ter computing services that go beyond simply accessing the Web on more devices. Such devices could act as useful sensors and provide a rich set of data about their environment that could be useful once aggregated for real-time disaster response, traffic-congestion relief, and as-yet-unimagined applications. An early example of the potential use of such systems is illustrated in a recent experiment conducted by the University of California, Berkeley, and Nokia in which cell phones equipped with GPS units were used to provide data for a highway-conditions service.31
More generally, the unabated growth in digital data, although still a challenge for managing and sifting, has now reached a data volume large enough in many cases to have radical computing implications.32 Such huge amounts of data will be especially useful for a class of problems that have so far defied analytic formulation and been reliant on a statistical data-driven approach. In the past, because of insufficiently large datasets, the problems have had to rely on various, sometimes questionable heuristics. Now, the digital-data volume for many of the problems has reached a level sufficient to revert to statistical approaches. Using statistical approaches for this class of problems presents an unprecedented opportunity in the history of computing: the intersection of massive data with massive computational capability.
In addition to the possibility of solving problems that have heretofore been intractable, the massive amounts of data that are increasingly available for analysis by small and large businesses offer the opportunity to develop new products and services based on that analysis. Services can be envisioned that automate the analysis itself so that the businesses do not have to climb this learning curve. The machine-learning community has many ideas for quasi-intelligent automated agents that can roam the Web and assemble a much more thorough status of any topic at a much deeper level than a human has time or patience to acquire. Automated inferences can be drawn that show connections that have heretofore been unearthed only by very talented and experienced humans.
On top of the massive amounts of data being created daily and all that portends for computational needs, the combination of three elements has the potential to deliver a massive increase in real-time computational resources targeted toward end-user devices constrained by cost and power:
31See the University of California, Berkeley, press release about this experiment (Sarah Yang, 2008, Joint Nokia research project captures traffic data using GPS-enabled cell phones, Press Release, UC Berkeley News, February 8, 2008, available online at http://berkeley.edu/news/media/releases/2008/02/08_gps.shtml).
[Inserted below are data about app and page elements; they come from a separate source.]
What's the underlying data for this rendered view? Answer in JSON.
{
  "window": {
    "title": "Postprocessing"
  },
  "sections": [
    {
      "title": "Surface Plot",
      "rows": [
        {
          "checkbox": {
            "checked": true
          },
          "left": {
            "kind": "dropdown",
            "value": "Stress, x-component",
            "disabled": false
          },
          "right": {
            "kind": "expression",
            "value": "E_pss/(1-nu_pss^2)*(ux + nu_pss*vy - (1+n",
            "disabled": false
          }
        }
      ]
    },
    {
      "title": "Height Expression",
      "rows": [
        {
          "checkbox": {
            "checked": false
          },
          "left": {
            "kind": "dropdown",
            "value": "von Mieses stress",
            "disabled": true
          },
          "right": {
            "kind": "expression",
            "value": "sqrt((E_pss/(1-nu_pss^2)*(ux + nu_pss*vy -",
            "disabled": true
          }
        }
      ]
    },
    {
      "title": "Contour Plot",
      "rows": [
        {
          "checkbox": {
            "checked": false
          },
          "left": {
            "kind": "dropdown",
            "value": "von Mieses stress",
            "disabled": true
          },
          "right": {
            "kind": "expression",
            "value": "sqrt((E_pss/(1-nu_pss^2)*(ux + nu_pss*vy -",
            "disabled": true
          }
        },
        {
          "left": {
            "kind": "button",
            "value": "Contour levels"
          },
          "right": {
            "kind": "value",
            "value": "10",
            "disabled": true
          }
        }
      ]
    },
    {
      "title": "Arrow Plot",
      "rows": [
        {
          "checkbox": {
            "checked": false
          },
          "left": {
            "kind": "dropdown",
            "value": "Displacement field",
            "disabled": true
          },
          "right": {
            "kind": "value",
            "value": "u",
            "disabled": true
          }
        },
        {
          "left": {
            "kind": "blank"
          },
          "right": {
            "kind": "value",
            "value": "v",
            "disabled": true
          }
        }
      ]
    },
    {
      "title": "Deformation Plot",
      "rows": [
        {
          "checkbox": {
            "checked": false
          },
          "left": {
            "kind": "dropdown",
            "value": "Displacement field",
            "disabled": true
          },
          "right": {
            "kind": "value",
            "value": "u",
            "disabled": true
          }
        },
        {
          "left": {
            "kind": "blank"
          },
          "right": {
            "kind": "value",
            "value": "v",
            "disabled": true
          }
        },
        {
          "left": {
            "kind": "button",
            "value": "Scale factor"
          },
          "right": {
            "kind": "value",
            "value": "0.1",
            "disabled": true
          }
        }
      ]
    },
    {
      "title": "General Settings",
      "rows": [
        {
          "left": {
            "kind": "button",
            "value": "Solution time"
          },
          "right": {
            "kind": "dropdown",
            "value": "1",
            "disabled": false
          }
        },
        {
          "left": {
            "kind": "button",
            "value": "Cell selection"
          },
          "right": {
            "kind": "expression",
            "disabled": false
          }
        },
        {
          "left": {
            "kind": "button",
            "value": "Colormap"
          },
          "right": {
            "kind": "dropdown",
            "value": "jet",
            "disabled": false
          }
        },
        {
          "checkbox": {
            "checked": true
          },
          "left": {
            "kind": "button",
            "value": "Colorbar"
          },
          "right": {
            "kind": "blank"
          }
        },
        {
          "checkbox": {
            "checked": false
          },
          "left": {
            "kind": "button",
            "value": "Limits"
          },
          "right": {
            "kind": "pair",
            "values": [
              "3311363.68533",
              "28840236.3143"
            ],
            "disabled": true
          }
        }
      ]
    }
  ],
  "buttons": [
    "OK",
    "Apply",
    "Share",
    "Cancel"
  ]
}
32Wired.com ran a piece in 2008 declaring “the end of science”: The Petabyte Age: Because more isn’t just more—more is different,” Wired.com, June 23, 2008, available online at http://www.wired.com/wired/issue/16-07.